Dr Weinstock gives experience with low dose naltrexone for IBS and RLS.
Since 2008, I had been working with a compounding pharmacy on treatments for small intestinal bacterial overgrowth (SIBO). As some patients with SIBO didn’t tolerate the antibiotic erythromycin, I was interested in finding an alternative to assist in enhancing motility. The compounding pharmacy asked if I had heard about low-dose naltrexone (LDN). I hadn’t, so I started looking into it. I found a small paper discussing a potential benefit of LDN on intestinal motility (movement) through its action of blocking opioid receptors (if opioid receptors are overly enervated they inhibit movement). So it seemed theoretically useful. As I began to discover the anti-inflammatory properties of LDN, I also learned that LDN had been shown to be effective in inflammatory bowel disease (IBD) [Crohn’s disease and ulcerative colitis] and irritable bowel syndrome (IBS), so I surmised that it might be useful not only for SIBO, but also for all conditions in which inflammation is a critical issue.
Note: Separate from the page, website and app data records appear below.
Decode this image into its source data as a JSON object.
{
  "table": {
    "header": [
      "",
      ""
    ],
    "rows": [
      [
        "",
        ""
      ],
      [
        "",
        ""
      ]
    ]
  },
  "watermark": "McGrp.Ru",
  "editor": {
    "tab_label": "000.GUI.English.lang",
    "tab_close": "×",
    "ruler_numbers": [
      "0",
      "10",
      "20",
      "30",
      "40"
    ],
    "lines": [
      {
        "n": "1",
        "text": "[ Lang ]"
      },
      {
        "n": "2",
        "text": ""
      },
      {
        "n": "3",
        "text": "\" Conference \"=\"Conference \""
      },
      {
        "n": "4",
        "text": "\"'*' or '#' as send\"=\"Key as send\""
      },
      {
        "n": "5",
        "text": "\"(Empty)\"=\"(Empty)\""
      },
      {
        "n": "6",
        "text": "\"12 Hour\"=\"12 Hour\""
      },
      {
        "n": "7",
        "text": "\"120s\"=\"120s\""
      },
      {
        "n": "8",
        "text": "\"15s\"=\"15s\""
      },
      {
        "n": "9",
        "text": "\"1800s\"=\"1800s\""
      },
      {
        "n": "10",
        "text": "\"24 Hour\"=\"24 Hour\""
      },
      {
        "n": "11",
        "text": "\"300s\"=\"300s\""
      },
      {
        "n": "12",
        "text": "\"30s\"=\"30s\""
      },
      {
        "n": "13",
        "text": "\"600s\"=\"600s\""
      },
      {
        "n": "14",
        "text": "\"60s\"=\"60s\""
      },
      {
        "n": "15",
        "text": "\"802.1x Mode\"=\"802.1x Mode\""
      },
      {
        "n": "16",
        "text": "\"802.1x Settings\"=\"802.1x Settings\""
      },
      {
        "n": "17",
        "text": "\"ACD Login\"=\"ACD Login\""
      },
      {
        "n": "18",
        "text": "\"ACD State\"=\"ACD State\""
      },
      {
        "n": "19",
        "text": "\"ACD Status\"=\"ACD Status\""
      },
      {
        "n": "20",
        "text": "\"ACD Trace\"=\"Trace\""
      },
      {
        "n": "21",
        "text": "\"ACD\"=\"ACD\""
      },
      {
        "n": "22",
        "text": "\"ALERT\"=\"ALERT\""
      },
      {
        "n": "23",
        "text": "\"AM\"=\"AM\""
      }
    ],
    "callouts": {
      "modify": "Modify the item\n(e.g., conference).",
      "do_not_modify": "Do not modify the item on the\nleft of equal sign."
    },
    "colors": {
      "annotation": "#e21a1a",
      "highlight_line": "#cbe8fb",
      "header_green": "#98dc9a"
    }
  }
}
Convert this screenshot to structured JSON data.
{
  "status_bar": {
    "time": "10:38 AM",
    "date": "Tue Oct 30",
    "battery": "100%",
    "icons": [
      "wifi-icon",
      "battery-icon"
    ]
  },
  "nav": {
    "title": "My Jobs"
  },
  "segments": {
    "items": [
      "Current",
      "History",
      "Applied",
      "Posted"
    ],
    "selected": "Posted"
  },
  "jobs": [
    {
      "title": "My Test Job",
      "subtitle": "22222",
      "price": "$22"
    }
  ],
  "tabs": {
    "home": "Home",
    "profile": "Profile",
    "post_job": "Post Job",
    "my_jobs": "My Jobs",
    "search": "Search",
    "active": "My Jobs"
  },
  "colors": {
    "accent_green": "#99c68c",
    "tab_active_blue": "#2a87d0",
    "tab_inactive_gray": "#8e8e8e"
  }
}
Dr. Weinstock was interviewed by the Low Dose Naltrexone Scientific Organization about his experience with Naltrexone: LDN Science Interviews